* Task instructions *
From the entries below, copy each line in which the word "text" occurs.

* Records for the exercise *
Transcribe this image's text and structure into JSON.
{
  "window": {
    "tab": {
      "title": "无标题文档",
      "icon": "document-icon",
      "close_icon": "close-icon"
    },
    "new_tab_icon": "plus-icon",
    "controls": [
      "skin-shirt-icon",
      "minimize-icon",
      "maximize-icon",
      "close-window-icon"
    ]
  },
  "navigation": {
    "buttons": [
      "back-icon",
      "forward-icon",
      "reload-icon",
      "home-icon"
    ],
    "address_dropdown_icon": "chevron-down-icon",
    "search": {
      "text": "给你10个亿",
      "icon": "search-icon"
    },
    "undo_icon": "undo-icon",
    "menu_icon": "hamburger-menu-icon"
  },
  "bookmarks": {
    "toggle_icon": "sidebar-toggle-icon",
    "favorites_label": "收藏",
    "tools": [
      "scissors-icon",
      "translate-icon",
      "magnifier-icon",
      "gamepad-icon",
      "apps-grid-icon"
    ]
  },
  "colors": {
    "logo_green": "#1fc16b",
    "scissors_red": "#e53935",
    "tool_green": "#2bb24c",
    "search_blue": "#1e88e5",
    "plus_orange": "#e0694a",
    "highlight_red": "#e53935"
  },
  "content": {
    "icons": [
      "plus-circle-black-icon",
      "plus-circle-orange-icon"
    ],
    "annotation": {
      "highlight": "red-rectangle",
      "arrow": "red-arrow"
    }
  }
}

* Completed exercise *
Transcribe this image's text and structure into JSON.
      "text": "给你10个亿",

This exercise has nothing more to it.